Fighting IEDs From the Air

Utilizing sensor-carrying lighter-than-air balloons and unmanned aerial vehicles allows for a lot of anti-improvised explosive device capability to be brought to bear relatively quickly, Army Lt. Gen. Thomas Metz, director of the Joint Improvised Explosive Device Defeat Organization, said Dec. 11. “To put a sensor on an aerostat, it’s pretty easy [and] you get a quick capability from the air,” he said during a meeting with reporters in Washington D.C. LTA vehicles, sometimes employed at, or near, forward bases, work well with UAVs to combat IED emplacement, he said.

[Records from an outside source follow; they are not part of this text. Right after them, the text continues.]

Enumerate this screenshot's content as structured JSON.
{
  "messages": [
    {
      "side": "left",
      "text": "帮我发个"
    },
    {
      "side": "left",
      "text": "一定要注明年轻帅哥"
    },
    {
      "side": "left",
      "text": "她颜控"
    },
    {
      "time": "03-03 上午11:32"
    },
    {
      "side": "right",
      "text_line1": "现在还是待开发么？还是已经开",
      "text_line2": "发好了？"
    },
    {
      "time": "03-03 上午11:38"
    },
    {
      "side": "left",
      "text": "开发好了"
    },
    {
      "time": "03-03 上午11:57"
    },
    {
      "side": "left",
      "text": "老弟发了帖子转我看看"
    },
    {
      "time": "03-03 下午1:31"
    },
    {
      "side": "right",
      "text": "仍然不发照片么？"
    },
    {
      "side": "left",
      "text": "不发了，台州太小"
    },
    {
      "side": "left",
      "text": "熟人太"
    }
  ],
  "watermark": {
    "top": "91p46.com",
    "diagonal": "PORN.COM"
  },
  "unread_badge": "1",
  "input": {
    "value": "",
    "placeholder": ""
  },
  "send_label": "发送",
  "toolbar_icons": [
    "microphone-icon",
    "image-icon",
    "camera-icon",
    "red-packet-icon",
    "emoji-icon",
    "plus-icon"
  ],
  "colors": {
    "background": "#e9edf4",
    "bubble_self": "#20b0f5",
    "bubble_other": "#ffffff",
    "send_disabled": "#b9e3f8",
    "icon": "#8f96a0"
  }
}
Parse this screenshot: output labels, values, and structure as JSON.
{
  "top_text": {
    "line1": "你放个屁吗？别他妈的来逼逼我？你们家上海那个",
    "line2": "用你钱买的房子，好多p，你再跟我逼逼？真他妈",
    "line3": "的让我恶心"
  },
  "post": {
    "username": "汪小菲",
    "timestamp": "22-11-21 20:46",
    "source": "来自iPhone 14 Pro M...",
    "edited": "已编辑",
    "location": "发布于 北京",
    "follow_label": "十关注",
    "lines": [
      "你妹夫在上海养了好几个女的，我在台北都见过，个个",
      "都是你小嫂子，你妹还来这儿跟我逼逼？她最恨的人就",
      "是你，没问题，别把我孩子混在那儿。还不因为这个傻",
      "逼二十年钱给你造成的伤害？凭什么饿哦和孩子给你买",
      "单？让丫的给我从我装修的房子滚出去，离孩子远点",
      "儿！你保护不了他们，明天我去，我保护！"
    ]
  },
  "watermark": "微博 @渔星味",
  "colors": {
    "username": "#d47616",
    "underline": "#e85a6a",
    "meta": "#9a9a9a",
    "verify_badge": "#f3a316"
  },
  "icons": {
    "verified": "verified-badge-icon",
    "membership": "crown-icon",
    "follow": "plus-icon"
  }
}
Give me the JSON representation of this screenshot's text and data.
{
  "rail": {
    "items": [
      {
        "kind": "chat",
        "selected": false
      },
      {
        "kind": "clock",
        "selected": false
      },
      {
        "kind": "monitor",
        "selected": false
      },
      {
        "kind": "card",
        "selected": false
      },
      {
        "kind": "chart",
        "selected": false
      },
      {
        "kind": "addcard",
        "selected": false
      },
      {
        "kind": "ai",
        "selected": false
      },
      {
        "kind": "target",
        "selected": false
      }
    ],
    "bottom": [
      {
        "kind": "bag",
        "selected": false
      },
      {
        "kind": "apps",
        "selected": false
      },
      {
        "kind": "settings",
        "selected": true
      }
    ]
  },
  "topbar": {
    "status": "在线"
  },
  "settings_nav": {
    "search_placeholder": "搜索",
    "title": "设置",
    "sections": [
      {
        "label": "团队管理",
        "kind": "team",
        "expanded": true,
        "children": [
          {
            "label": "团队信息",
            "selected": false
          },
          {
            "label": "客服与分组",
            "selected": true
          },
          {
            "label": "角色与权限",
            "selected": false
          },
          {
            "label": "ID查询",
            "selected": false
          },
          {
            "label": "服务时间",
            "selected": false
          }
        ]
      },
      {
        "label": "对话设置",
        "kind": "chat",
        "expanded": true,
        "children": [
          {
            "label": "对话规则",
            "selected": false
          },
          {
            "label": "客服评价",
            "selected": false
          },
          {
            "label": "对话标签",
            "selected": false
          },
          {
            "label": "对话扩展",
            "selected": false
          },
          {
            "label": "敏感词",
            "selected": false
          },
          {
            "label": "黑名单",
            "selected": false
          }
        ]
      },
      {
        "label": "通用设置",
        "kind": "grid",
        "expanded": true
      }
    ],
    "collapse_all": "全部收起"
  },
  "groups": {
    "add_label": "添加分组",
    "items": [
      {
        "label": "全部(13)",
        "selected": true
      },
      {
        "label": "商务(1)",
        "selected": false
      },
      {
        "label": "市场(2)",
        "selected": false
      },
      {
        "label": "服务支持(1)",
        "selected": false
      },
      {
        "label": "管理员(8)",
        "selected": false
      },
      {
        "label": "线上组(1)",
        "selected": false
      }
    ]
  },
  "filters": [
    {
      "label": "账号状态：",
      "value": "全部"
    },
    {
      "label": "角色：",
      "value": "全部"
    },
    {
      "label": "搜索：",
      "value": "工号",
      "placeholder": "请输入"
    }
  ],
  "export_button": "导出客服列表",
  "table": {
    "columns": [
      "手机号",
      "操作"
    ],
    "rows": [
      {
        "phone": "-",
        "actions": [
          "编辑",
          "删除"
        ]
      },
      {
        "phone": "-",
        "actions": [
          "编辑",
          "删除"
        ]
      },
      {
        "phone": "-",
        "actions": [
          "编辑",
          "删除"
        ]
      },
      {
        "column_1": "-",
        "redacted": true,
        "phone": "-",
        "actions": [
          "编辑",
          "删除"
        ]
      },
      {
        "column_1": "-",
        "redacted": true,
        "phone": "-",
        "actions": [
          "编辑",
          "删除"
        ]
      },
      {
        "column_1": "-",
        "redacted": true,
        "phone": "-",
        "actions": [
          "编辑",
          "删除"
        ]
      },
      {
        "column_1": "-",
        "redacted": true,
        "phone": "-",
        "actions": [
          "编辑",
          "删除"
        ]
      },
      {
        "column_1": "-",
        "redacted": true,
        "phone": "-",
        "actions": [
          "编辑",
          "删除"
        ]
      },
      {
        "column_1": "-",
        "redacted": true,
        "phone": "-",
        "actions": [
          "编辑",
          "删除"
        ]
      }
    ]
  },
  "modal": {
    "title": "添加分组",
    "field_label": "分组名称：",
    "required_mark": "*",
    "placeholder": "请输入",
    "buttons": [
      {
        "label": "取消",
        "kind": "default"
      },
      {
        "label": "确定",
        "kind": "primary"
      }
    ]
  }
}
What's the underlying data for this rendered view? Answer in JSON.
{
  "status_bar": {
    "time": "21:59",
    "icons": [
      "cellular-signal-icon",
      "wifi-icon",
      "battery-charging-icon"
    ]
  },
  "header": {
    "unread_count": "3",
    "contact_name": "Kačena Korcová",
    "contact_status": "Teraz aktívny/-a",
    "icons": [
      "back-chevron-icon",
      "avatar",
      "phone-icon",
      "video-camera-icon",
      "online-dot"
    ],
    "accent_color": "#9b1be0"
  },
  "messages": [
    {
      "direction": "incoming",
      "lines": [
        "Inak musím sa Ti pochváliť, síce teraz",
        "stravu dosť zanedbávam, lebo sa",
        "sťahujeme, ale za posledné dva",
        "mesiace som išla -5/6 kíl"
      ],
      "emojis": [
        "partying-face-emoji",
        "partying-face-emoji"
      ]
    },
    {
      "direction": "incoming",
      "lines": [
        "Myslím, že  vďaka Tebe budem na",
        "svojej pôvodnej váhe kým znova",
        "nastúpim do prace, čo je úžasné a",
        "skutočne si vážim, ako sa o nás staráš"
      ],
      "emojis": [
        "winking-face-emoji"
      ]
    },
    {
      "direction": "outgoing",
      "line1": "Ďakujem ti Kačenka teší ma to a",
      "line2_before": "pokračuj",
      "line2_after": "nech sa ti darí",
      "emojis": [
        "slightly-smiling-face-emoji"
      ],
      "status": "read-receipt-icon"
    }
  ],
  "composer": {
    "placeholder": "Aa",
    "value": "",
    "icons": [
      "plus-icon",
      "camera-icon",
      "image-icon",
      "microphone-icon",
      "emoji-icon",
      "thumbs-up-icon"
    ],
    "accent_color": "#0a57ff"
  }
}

Metz said use of these assets as well as other airborne platforms is all part of the approach that the US is taking to leverage all “three dimensional capabilities” in the fight against IEDs. JIEDDO has looked either to use existing sensors on UAVs, helicopters and even high-flying U-2 reconnaissance aircraft in a new way to counter IEDs or to develop new sensors for this purpose that are tailored to fit these platforms. The challenge with coupling new sensors on airframes is ensuring that the host aircraft’s air worthiness isn’t affected. Metz said. “You have to go down a lot of safety routes, it takes a long time,” he said of altering existing platforms.